Buddhists believe that happiness is found in the present moment, and the more time passes, the more I tend to agree. Modern society is always in a hurry, always stressed. We spend our lives chasing this and that—and forgetting to take the time and appreciate the here and now.
To make matters worse, this phenomenon is particularly bad in journalism. In my line of work, there’s always pressure to be fast, to break news before anyone else. Don’t get me wrong, I love my job, I’m not looking for pity, and my colleagues and I might even secretly love the pressure. But I recently put my mind on pause and managed to fully enjoy the present. Thanks to the MX-5, I put all thoughts of deadlines and upcoming assignments on hold.
The new generation is not just a refreshed version of the previous gen. The car is smaller and 150 lbs. lighter. Its seats aren’t as thick as before and are now positioned closer to the vehicle’s centre. Together, these changes take the MX-5 back to its roadster roots. But before we get into that, let’s look at its technical specs.
Three trims, hardly any options
The MX-5 is available in three trims: GX, GS, GT.
The GX is the base trim and sells for $31,900. For this price, you get:

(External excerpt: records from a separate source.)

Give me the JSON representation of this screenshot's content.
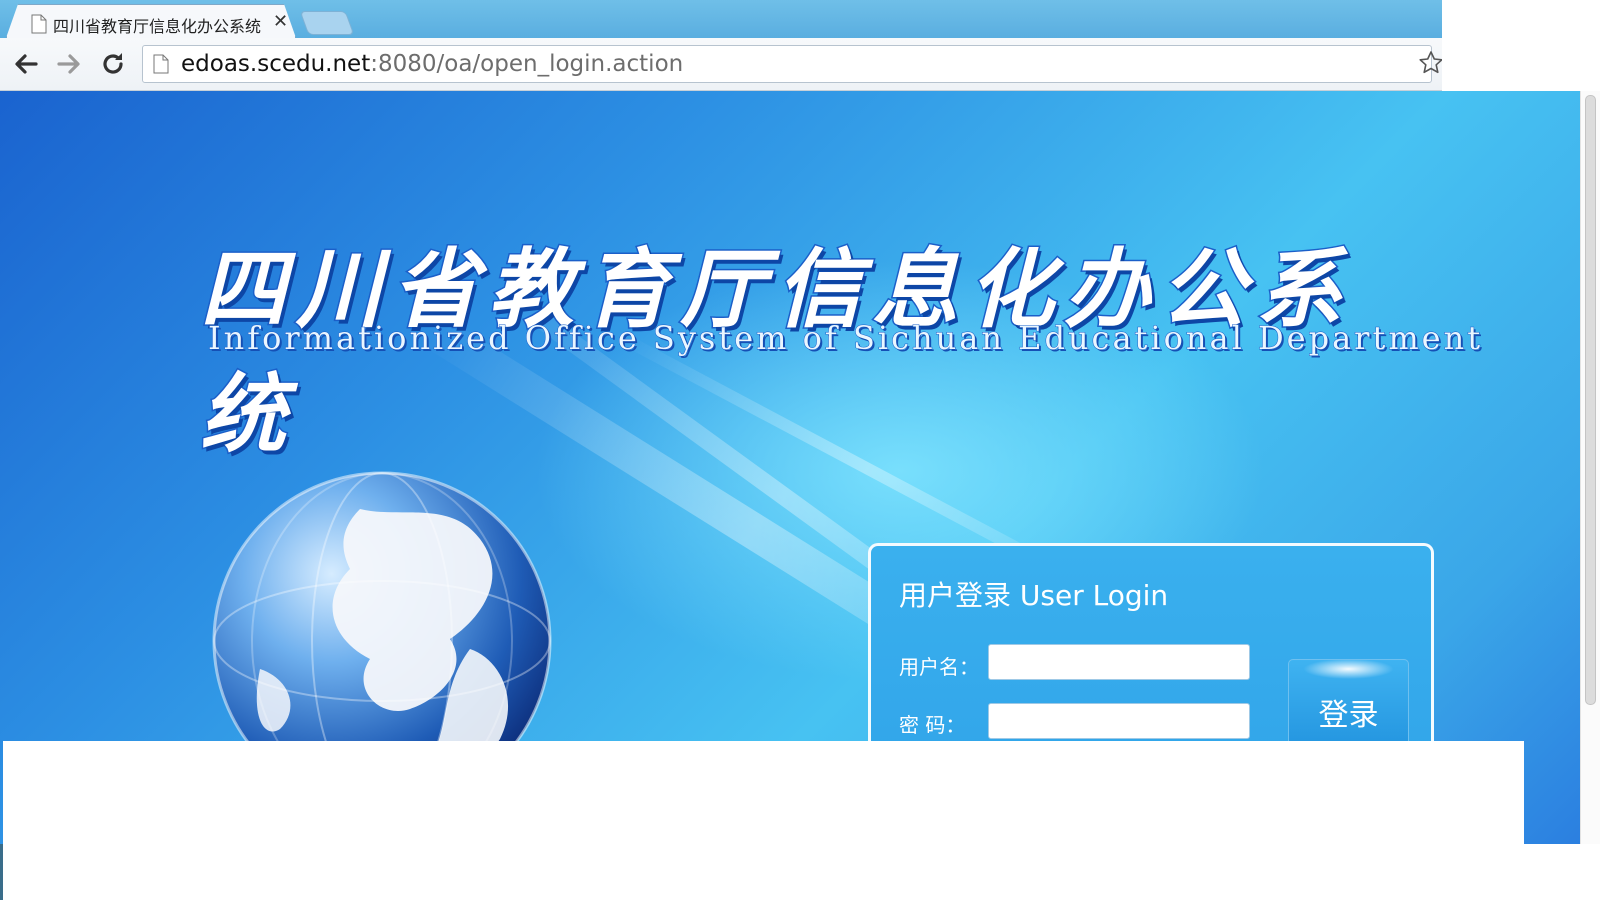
{
  "browser": {
    "tab": {
      "title": "四川省教育厅信息化办公系统"
    },
    "url": {
      "host": "edoas.scedu.net",
      "path": ":8080/oa/open_login.action"
    }
  },
  "page": {
    "heading_cn": "四川省教育厅信息化办公系统",
    "heading_en": "Informationized Office System of Sichuan Educational Department"
  },
  "login": {
    "title": "用户登录 User Login",
    "username_label": "用户名：",
    "username_value": "",
    "password_label": "密  码：",
    "password_value": "",
    "button_label": "登录"
  }
}
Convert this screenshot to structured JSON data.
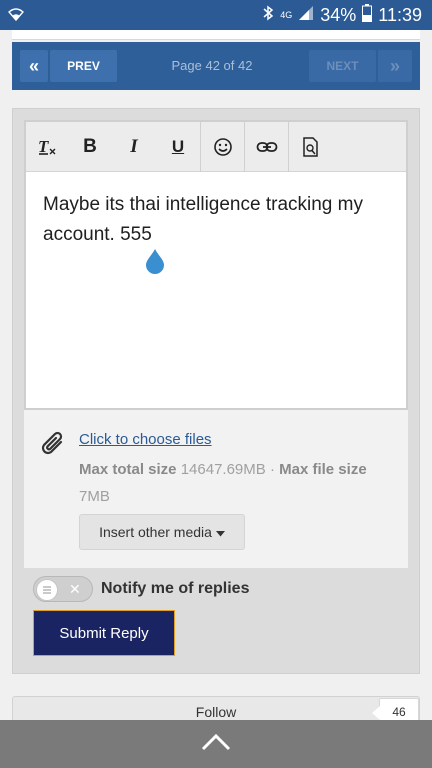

- Air conditioning
- A push-start button
- LED headlights.
Other than some colour options that run from $200-$300, the only option you’ll have to consider is the transmission.
All North American “Miatas” come with a 2.0L SKYACTIV four-cylinder engine and your choice of a six-speed manual or 6-speed automatic gearbox. There’s no extra cost associated with the transmissions—on all trims.
The GS is the “sport” version. For $35,300, you get:
- Wider tires
- A sportier suspension
- A limited-slip rear differential
- Paddle shifters for the automatic transmission (if that’s the one you opt for).
The GS version also comes with a system that pipes in the exhaust note and plays it on speakers inside the car to improve the driving experience. The new-gen Mazda infotainment system is also included.
Finally, the GT is positioned as more of a touring car than the GS. It has all of the GS’s sporty characteristics, but it costs more. For $39,200, you get leather seats, a more carefully finished interior and a whole whack of gadgets, like automatic climate control, a nine-speaker Bose sound system and an amp to make extra sure you can hear your music, even when the top is down. In other words, it comes with everything you need to get comfortable when taking the MX-5 for long road trips.
The purist’s choice is the GS, since it doesn’t bother with useless sport driving technologies. But you can add a Sport package to it that includes BBS wheels, Brembo brakes and Recaro fabric seats. All this will cost you just under $2,000.
Acting on their word
It sure sounds nice to say that Mazda did everything possible to make the MX-5 lighter and more fun to drive, but is this really true? The previous generation was very good and improving it in all areas was a tall order.
Well, they did it! Compared to the new gen, the old MX-5 seems clumsy, imprecise and more suitable to Sunday drives than blasting down California’s mountain roads.
The new MX-5’s road handling is fantastic. The manual transmission is incredibly precise, especially considering that, these days, most manufacturers use robots to control gear shifting. The MX-5 is one of the few vehicles that has avoided computer-controlled driving technology.
Even though the engine was initially criticised for delivering less power than the previous gen, it’s actually outstanding. It’s true that 155 horsepower isn’t much, but all 155 ponies are used to the max.
In short, this MX-5 is one with the road. It’s one of the last cars on the market to offer such a pure driving experience—and I’m thrilled that Mazda resisted the temptation to hand its little roadster over to a robot.
When it comes to choosing the trim level, Mazda has made it easy. The base trim is great, and the GS and GT are designed for a distinct clientele. It’s all good, real good!